The rest of the storyline was dribbled out over four seasons. It turned out Cylon robots had created a third clone race that looked like humans. Humans nicknamed the machines “toasters;” the clones were called “skin jobs.” Five clone models were stationed with the Colonial fleet; seven clone models were moles on the Colonial planets and in the Colonial fleet. Some Cylons knew they were clones and were loyal to the Cylon race; sleeper Cylons thought they were human and were loyal to the Colonists. 

Season one started as skin jobs returned and nuked the twelve Colonial planets. Billions died. Just 50,000 Colonists – and three Cylons who thought they were human – were rescued. They had a few dozen civilian spacecraft and decided to look for Earth. In fables, Earth was a thirteenth colony inhabited by a lost tribe of humans. No one knew where it was. A massive Cylon fleet pursued the humans, intent on total genocide.

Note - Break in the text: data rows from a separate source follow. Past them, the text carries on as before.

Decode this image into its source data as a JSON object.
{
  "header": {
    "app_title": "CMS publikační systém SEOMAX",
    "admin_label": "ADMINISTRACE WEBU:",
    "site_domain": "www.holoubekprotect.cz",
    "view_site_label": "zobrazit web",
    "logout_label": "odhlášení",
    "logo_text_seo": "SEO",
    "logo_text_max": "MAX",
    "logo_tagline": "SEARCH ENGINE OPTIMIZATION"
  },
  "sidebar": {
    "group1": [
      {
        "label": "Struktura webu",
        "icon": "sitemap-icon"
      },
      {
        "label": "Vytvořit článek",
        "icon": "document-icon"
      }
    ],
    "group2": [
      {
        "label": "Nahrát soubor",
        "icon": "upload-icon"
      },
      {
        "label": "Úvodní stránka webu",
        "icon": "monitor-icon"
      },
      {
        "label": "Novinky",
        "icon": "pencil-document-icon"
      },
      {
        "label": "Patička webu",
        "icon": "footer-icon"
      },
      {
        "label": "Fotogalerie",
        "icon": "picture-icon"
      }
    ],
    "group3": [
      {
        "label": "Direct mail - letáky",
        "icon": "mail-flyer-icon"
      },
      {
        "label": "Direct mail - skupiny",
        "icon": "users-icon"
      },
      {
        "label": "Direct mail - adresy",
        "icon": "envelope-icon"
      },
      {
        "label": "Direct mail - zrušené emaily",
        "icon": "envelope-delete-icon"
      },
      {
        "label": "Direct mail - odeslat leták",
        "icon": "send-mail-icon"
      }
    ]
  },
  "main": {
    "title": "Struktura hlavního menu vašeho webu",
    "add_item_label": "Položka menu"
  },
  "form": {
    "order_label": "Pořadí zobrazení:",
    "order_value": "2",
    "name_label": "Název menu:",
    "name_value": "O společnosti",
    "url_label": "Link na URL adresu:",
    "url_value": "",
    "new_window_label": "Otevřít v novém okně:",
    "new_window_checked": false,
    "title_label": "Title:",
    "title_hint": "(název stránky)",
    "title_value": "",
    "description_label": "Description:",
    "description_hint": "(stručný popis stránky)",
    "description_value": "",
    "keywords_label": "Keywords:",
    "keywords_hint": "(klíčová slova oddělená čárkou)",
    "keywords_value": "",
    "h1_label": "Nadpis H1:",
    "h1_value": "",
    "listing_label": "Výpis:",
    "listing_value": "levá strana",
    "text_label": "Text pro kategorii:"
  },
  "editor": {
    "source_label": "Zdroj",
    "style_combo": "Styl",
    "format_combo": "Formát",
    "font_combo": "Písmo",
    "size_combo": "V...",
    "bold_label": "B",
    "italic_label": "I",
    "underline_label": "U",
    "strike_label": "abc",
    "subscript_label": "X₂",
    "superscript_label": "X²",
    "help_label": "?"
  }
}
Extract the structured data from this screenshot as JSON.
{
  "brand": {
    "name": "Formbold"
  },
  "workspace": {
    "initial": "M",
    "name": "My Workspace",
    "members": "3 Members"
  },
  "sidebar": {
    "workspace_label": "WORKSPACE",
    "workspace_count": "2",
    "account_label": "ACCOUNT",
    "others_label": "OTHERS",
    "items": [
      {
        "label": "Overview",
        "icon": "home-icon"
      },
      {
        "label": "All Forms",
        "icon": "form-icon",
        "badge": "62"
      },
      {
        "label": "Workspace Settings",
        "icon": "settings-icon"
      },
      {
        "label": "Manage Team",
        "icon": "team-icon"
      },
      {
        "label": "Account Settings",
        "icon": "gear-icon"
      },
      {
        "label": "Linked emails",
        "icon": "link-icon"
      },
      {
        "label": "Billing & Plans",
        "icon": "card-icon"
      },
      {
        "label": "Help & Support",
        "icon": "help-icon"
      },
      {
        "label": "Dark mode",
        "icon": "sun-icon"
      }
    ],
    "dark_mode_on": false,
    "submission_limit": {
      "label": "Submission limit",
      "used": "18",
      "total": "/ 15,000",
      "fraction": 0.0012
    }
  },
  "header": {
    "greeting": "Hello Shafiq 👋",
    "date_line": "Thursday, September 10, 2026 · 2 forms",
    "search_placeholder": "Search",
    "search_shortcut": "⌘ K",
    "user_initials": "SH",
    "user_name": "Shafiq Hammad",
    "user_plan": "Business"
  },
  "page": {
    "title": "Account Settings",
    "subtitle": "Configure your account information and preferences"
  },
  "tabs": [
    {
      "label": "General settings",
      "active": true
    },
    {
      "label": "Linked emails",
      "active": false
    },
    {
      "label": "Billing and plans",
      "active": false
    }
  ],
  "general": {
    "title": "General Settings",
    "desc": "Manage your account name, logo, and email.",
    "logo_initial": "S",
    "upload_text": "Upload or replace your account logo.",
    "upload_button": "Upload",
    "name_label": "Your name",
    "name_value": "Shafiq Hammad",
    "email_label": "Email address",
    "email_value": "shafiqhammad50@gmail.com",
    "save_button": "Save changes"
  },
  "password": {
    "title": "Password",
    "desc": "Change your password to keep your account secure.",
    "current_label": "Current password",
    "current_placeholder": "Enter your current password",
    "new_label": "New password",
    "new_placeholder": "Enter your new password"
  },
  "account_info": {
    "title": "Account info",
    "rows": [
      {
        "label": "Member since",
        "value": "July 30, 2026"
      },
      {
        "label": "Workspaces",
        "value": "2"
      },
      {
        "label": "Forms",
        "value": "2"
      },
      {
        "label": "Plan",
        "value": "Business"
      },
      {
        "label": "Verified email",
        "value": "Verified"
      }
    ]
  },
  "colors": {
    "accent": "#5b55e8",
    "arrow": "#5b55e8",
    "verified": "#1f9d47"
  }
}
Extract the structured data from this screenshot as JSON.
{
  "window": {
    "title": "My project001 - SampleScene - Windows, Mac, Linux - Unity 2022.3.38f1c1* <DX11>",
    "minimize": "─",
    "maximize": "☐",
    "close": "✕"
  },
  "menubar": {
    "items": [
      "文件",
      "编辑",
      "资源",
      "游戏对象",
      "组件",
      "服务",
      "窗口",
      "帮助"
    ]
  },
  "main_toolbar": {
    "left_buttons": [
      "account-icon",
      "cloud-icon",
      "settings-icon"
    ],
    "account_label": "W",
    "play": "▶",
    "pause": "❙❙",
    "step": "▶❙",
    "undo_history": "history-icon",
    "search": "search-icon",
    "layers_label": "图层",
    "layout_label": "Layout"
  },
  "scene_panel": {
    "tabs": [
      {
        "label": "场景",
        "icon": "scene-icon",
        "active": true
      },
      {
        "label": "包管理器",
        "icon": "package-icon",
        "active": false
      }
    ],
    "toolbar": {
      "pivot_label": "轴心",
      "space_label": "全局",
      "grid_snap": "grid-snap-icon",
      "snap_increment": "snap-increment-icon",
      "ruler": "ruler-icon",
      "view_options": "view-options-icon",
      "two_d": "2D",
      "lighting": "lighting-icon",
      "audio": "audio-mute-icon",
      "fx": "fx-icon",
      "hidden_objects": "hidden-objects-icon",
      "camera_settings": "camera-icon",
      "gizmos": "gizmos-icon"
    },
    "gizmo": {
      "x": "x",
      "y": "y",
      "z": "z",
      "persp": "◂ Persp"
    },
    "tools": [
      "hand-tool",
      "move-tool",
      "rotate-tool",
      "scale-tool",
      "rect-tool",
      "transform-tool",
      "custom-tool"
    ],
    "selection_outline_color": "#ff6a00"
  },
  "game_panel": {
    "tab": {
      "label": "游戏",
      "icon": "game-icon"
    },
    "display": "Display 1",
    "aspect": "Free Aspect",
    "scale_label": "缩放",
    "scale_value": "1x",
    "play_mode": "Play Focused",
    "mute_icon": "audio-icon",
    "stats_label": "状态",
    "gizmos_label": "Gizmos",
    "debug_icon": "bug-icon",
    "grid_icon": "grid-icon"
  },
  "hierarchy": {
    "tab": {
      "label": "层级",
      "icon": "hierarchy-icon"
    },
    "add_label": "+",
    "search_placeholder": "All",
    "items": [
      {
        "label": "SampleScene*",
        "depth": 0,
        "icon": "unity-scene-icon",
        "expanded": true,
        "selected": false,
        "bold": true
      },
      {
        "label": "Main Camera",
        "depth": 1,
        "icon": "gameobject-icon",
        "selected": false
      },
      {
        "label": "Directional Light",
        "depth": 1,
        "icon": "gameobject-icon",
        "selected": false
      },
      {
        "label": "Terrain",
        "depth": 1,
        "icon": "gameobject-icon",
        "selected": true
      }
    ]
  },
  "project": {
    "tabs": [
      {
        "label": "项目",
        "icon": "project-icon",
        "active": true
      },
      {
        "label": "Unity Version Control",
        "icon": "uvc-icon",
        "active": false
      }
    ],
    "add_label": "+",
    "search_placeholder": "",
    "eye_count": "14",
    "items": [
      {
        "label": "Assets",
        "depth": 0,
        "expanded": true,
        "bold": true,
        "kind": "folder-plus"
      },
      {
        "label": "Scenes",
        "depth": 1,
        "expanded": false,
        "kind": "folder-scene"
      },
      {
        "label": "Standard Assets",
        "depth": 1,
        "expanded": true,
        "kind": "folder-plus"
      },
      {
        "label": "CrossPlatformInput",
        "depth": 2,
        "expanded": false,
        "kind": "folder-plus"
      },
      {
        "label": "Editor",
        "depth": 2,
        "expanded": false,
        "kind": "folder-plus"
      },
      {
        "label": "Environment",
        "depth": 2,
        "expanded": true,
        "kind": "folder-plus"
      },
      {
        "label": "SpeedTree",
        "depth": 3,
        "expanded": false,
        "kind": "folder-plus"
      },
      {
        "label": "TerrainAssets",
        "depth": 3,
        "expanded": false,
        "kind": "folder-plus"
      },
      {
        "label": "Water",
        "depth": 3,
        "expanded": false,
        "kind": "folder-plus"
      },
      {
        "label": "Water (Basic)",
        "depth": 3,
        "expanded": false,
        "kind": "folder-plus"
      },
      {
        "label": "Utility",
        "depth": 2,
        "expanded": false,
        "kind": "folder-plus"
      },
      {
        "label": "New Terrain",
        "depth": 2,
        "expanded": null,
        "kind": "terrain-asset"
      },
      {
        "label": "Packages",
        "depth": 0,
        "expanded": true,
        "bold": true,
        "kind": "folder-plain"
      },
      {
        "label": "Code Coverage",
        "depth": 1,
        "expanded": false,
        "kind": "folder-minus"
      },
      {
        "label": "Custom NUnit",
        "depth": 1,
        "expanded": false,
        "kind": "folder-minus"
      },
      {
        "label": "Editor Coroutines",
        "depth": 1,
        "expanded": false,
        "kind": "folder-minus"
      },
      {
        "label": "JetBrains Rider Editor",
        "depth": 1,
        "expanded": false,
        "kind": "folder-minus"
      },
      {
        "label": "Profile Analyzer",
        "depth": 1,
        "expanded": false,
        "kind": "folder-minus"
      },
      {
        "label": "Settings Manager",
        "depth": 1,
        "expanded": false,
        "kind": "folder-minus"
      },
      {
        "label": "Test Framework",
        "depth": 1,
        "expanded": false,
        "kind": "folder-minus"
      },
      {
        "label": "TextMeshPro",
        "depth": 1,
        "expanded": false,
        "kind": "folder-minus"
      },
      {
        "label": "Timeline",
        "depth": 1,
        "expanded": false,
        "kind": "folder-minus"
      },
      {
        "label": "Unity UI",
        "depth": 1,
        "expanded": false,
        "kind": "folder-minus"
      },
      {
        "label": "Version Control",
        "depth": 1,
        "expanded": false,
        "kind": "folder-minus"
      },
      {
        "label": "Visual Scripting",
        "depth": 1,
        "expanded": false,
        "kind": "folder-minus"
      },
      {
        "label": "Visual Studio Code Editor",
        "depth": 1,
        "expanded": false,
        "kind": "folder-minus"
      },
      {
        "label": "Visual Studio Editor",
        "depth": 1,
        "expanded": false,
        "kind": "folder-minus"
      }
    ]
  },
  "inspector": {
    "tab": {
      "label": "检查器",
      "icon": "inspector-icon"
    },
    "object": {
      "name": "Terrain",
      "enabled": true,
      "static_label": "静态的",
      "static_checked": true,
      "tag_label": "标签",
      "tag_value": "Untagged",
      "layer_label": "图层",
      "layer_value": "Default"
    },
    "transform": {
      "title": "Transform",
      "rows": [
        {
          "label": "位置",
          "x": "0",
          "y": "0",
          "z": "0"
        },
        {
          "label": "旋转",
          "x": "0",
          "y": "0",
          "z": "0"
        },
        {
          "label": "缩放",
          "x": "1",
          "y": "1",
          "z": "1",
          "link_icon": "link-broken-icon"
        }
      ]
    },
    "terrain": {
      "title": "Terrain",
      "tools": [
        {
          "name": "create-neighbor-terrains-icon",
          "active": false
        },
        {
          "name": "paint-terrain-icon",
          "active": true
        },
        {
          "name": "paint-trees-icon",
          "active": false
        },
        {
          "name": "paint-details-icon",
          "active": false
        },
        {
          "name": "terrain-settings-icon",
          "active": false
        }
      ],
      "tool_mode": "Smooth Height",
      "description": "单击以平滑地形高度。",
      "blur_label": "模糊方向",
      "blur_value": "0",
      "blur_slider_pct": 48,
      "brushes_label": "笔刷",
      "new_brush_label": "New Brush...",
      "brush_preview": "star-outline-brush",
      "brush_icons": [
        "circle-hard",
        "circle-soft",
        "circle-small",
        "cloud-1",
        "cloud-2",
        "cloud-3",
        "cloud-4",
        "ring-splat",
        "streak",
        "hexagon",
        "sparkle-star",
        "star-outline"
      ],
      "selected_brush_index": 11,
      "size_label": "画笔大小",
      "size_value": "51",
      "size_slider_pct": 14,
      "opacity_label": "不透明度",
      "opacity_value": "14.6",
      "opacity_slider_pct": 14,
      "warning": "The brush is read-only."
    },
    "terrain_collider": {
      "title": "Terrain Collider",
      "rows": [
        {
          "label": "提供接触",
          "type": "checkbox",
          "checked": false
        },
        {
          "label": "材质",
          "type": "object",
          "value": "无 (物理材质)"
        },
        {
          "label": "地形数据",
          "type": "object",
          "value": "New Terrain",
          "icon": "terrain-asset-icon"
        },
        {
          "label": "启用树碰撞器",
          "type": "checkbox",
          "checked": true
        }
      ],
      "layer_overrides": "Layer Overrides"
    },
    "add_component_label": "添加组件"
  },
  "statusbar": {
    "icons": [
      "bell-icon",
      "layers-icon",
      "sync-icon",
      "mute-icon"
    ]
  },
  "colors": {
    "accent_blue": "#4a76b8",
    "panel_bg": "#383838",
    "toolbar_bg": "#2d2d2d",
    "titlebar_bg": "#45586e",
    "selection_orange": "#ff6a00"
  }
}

Reveal: Near the end of the fourth (final) season, the Colonial fleet found Earth, but the planet had been wiped out by nuclear weapons 2,000 years ago. The Cylons recovered their memories; flashbacks revealed the original Cylons had been human. Their current clone bodies had been recreated after Earth’s destruction. That meant Cylons had been the lost tribe of original humans. Cylons had resurrected themselves and relocated to the twelve Colonies. 

One more reveal: the Colonials and the Cylons united and found another Earthlike planet. They settled on our Earth 150,000 years ago. Humans and Cylons mated with the first humans to walk upright, and the three races created Mitochondrial Eve. Yep. That makes Cylons the parents of the human race.

Did I get all that right? I think so. I’ve watched Battlestar three times, but I realize something new every time. The show originally ran on Syfy, and has been rerunning on Comet (channel 34.3 over the air in Oklahoma City) for several months.

“At the end of the day,” Young advised: “play with the structure of your screenplay to see how long you can put off the vital information. Go through and ensure that no piece of information is extra. Withhold everything you can in a way that raises questions for the audience but doesn’t confuse them. Hit them with the full story only when they absolutely need it.

“And rewatch Casablanca. That’s always the right move.”